## MATERIAL SUPPLIED

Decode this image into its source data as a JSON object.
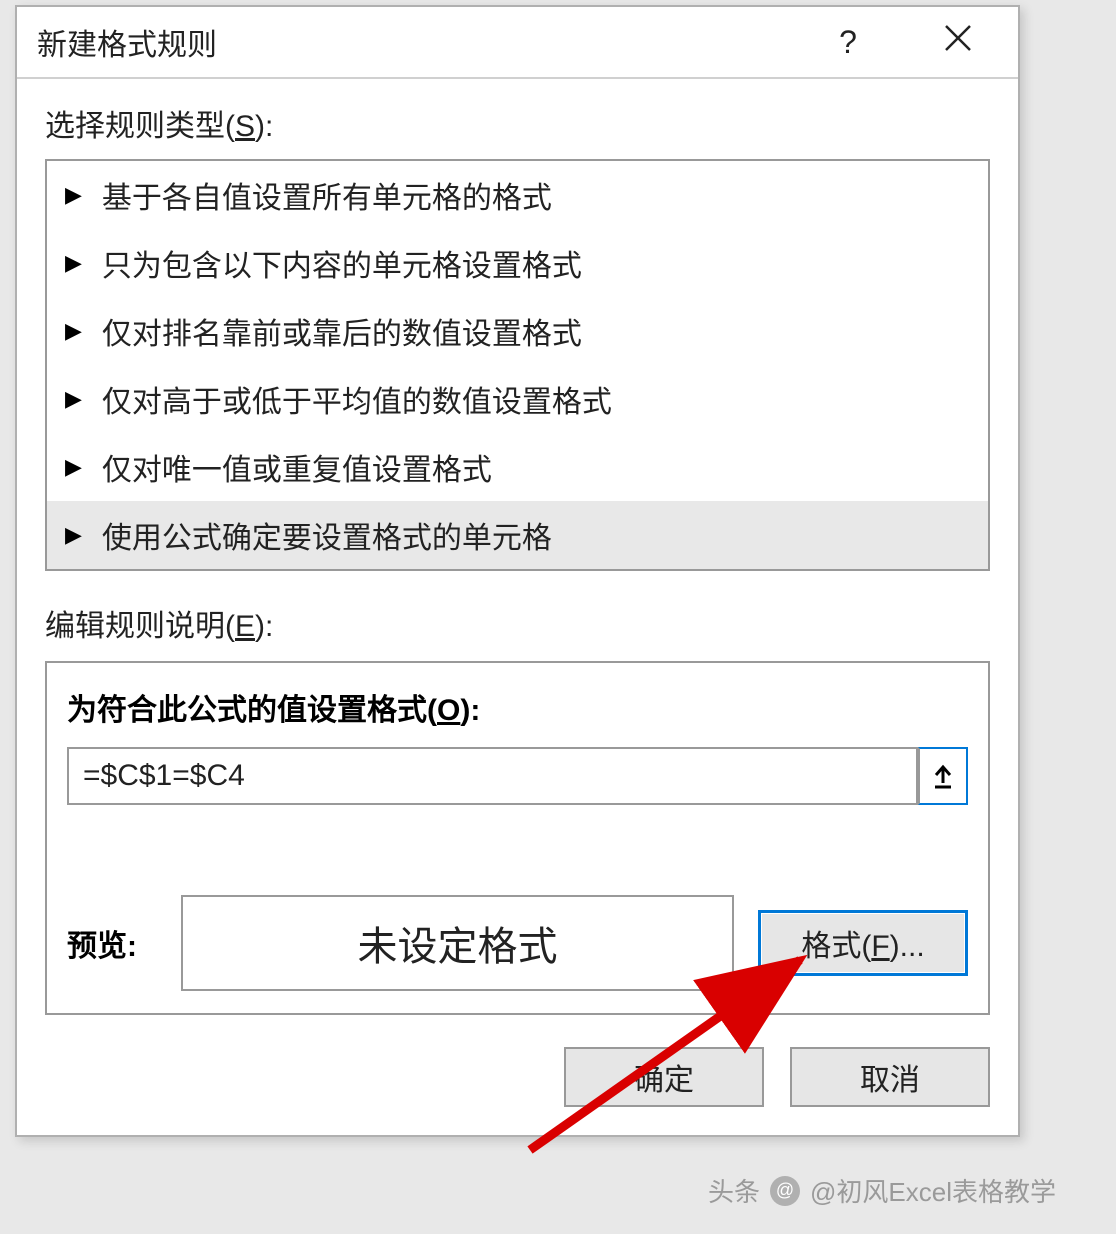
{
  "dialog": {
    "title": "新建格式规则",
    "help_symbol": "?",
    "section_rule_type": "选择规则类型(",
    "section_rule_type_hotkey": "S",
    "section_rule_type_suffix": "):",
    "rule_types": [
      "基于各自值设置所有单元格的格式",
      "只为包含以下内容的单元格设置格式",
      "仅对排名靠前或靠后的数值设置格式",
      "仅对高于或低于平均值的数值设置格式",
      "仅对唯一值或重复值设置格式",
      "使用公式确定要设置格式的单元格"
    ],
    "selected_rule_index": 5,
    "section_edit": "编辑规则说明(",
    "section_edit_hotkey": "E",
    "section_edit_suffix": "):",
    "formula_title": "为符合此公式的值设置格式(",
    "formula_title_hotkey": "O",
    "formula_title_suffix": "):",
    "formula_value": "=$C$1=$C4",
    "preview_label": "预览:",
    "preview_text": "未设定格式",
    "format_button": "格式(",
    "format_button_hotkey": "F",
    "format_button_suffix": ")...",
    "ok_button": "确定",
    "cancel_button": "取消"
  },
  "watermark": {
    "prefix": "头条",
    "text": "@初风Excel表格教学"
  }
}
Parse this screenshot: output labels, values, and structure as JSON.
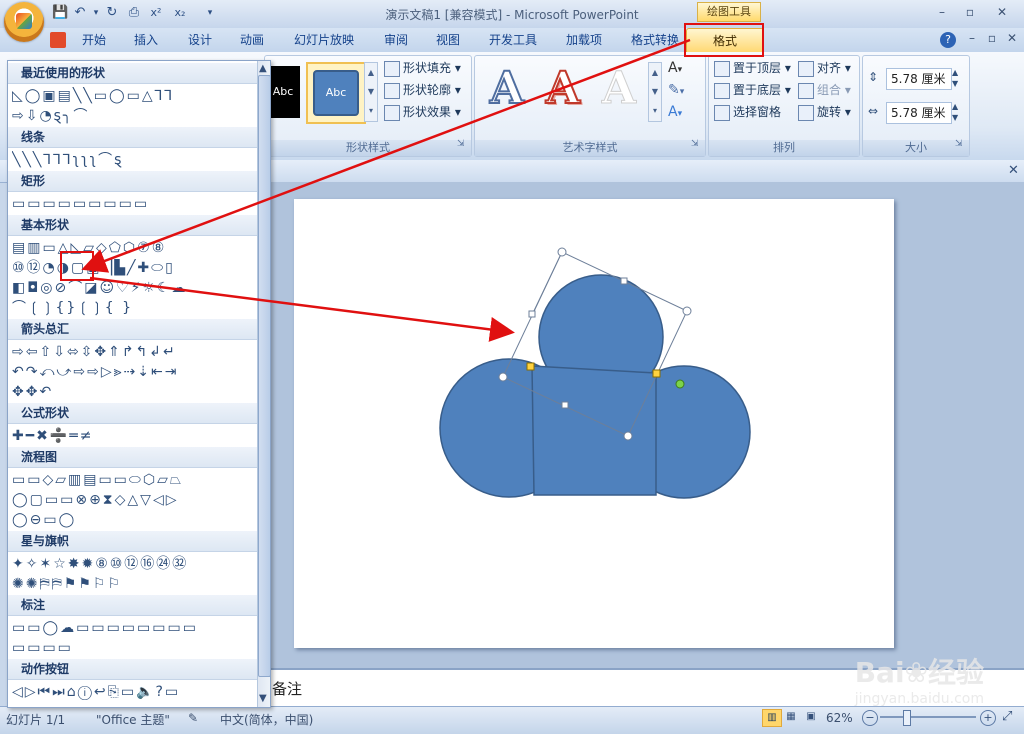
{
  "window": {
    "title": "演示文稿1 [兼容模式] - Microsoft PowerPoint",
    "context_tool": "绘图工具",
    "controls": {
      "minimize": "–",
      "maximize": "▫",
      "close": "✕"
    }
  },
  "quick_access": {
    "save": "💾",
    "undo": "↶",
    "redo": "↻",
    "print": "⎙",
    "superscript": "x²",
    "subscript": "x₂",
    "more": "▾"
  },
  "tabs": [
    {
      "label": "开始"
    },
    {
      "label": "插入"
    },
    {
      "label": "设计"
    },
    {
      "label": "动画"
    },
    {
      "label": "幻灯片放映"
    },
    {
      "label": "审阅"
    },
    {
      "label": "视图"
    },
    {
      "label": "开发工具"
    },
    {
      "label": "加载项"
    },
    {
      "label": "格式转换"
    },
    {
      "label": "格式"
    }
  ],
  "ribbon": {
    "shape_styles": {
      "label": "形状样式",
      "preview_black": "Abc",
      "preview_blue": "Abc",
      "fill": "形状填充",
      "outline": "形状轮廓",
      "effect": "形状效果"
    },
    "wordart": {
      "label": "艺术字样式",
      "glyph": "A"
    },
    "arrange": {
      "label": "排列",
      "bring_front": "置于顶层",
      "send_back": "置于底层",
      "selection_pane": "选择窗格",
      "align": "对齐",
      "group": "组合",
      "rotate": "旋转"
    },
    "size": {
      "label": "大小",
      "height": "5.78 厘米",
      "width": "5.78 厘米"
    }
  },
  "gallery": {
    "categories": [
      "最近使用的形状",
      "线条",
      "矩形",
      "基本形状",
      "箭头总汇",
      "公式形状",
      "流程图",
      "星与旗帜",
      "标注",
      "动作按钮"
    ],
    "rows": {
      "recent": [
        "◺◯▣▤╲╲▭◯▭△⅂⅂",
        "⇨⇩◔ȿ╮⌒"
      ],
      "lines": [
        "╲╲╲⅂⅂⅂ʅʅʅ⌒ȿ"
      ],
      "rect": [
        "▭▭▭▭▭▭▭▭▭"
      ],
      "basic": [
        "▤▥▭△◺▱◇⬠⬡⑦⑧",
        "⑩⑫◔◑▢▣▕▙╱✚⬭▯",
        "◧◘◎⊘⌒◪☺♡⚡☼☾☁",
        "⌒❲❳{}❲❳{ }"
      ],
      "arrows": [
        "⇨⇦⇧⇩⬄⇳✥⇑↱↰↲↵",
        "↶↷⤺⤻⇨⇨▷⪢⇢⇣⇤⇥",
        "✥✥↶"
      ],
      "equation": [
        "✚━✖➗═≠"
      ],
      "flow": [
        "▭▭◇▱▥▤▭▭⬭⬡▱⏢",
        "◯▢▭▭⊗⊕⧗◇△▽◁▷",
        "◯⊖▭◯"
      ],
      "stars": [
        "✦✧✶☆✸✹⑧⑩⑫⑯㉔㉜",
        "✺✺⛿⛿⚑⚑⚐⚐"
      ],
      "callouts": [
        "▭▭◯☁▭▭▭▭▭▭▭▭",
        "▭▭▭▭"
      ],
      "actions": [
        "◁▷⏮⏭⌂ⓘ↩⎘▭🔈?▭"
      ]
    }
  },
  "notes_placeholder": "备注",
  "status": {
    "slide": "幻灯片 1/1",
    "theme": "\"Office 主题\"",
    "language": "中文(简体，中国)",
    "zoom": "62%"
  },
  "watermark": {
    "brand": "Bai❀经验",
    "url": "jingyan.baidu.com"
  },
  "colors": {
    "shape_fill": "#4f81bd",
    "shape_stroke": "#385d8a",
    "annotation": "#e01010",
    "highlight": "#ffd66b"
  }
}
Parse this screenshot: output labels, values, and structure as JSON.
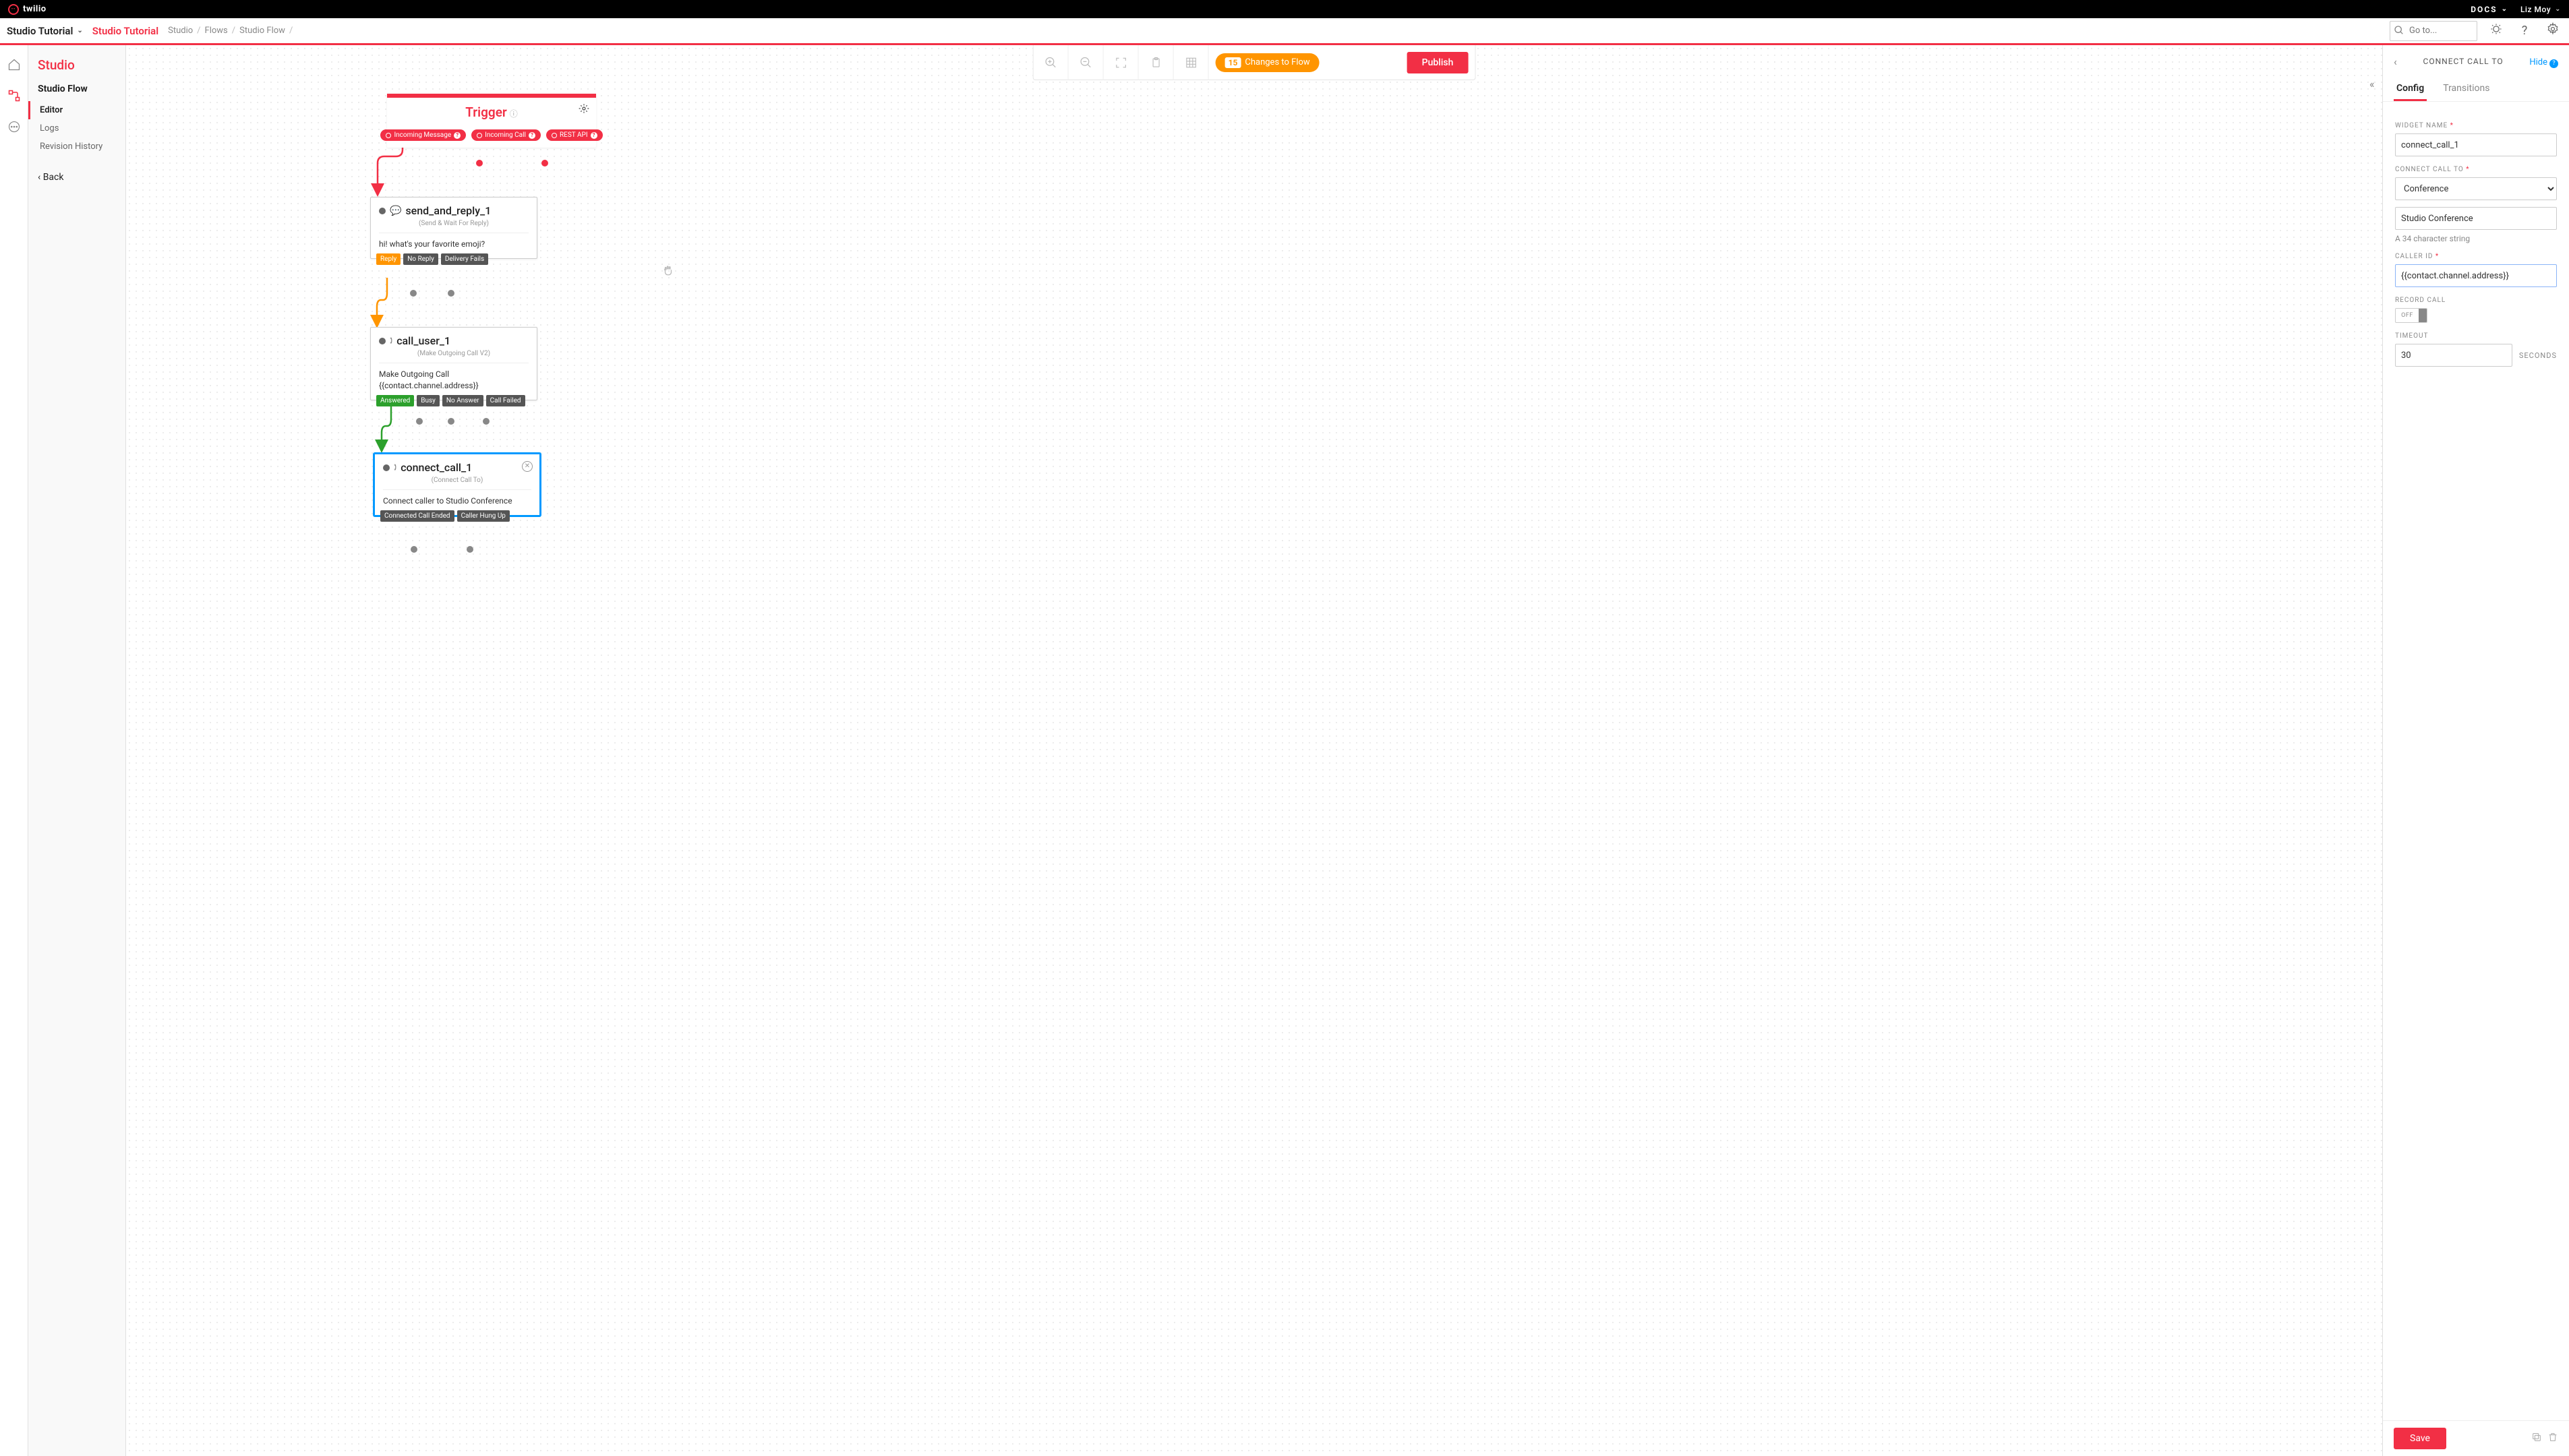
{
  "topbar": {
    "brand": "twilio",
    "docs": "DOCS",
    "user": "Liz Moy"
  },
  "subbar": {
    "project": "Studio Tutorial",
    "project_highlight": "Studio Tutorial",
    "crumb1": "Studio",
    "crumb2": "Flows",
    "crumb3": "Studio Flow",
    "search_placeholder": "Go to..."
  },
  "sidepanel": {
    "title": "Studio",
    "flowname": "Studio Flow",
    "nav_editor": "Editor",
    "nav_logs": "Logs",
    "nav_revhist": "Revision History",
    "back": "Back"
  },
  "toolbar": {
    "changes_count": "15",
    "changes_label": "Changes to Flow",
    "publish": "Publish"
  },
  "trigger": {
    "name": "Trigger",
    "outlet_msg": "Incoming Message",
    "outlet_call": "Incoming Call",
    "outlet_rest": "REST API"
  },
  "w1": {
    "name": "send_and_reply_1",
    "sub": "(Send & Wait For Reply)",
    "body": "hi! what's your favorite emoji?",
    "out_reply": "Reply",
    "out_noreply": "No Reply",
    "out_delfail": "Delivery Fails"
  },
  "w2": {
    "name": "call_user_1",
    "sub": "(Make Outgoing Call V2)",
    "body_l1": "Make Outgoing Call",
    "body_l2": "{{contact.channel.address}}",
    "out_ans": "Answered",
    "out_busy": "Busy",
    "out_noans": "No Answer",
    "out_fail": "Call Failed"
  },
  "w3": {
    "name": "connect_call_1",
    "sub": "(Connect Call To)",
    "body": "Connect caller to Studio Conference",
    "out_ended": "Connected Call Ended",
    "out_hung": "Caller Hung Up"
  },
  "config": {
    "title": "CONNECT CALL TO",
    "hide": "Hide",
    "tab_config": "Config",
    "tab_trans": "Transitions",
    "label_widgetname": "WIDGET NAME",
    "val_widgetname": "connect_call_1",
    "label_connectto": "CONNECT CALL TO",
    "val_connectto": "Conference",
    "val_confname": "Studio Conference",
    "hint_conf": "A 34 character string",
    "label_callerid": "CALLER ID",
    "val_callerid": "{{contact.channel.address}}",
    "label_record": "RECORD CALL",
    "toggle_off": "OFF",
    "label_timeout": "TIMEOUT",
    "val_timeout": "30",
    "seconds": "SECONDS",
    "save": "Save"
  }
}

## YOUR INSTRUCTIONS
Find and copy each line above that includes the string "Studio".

## EXPECTED ANSWER
    "project": "Studio Tutorial",
    "project_highlight": "Studio Tutorial",
    "crumb1": "Studio",
    "crumb3": "Studio Flow",
    "title": "Studio",
    "flowname": "Studio Flow",
    "body": "Connect caller to Studio Conference",
    "val_confname": "Studio Conference",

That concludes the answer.